This task calls for copying every line of the records that includes the word "domain".

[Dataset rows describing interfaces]
◆ ◆ ◆ ◆ ◆ ◆ ◆

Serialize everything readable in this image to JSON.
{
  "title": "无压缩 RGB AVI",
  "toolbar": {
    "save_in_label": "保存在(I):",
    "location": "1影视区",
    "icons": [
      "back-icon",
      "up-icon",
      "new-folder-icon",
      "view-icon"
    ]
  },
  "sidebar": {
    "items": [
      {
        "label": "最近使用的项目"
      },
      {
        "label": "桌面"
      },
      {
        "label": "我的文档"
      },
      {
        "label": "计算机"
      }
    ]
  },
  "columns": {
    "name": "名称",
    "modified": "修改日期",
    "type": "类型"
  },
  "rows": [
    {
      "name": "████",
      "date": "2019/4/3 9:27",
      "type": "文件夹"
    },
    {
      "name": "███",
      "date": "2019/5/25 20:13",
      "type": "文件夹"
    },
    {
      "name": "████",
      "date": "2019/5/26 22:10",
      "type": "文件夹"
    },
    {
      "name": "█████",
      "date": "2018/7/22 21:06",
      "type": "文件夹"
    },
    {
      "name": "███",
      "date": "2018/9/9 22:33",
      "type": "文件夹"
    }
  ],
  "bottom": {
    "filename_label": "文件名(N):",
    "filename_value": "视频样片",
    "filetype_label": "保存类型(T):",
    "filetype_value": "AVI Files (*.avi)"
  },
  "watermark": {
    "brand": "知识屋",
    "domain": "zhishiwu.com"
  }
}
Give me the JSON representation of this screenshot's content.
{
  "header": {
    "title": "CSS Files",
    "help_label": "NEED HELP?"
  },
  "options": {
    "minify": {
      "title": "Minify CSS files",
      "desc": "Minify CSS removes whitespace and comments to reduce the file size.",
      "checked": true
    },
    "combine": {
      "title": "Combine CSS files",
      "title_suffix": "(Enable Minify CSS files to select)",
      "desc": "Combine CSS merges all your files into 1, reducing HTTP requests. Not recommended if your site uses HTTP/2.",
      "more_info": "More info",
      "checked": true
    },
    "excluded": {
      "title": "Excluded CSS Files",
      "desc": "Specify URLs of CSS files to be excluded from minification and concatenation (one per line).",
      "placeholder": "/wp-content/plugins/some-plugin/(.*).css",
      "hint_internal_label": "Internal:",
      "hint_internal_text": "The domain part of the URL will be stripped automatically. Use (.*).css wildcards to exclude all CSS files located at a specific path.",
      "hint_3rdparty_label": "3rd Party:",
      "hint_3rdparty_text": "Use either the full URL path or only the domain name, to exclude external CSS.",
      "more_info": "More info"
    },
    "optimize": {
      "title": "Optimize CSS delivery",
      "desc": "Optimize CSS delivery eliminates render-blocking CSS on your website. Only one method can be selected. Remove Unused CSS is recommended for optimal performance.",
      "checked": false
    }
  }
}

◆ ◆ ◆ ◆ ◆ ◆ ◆

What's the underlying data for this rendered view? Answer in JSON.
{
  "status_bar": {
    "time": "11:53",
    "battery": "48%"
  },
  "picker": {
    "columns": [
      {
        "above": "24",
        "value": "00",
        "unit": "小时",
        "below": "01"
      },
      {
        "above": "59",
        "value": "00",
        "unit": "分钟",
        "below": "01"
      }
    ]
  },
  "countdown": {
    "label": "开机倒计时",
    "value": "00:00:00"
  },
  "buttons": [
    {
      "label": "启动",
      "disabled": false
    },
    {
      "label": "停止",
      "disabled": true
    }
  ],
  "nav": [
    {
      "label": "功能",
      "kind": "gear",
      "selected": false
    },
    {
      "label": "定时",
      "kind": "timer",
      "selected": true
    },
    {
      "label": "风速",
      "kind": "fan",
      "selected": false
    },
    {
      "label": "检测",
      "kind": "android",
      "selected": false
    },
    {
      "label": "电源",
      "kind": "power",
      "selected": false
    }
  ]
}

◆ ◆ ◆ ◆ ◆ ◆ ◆

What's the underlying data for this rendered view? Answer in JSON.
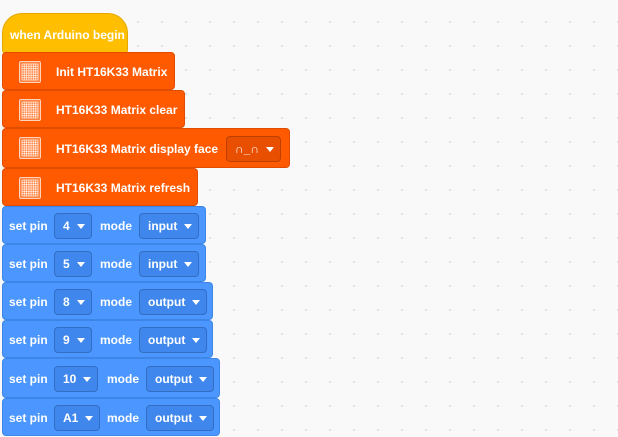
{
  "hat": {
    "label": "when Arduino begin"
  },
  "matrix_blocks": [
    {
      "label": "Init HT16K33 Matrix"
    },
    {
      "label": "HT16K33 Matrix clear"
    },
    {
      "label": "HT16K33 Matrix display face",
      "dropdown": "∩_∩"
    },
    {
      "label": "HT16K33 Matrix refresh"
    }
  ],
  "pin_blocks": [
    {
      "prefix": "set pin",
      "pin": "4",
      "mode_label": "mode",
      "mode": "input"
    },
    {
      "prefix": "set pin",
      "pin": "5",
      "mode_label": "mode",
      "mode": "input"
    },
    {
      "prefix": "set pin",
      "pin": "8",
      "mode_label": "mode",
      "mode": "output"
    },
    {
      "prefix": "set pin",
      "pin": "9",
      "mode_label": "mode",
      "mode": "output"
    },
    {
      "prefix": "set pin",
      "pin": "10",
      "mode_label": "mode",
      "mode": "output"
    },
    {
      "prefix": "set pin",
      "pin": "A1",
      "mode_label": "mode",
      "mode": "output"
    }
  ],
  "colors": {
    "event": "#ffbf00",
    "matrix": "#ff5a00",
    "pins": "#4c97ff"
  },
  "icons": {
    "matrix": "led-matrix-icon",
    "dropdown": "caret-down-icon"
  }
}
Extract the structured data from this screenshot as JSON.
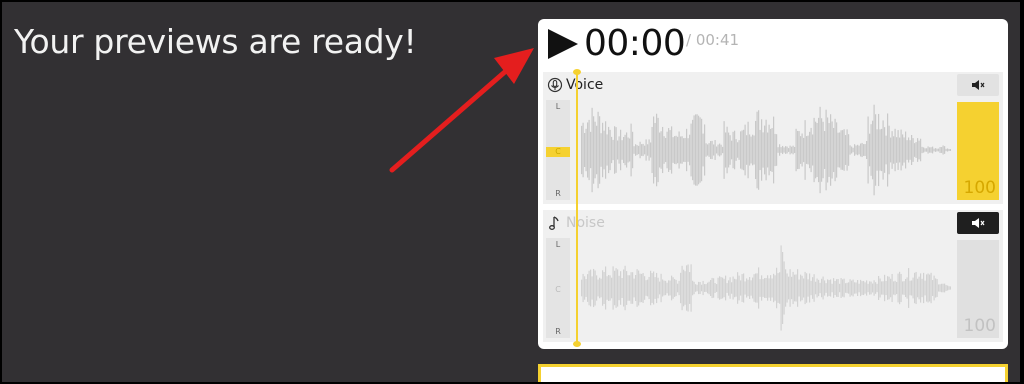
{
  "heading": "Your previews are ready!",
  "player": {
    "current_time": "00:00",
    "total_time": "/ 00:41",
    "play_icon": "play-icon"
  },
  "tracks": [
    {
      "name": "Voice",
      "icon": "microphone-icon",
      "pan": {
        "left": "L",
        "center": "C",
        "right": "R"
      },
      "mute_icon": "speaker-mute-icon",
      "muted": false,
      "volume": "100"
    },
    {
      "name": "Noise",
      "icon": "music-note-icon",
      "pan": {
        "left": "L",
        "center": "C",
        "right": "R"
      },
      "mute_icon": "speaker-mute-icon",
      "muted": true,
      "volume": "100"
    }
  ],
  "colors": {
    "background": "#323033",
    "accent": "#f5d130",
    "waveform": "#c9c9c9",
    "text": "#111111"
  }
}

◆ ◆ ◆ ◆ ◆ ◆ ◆

_Problem solution_
    "domain": "zhishiwu.com"
      "hint_internal_text": "The domain part of the URL will be stripped automatically. Use (.*).css wildcards to exclude all CSS files located at a specific path.",
      "hint_3rdparty_text": "Use either the full URL path or only the domain name, to exclude external CSS.",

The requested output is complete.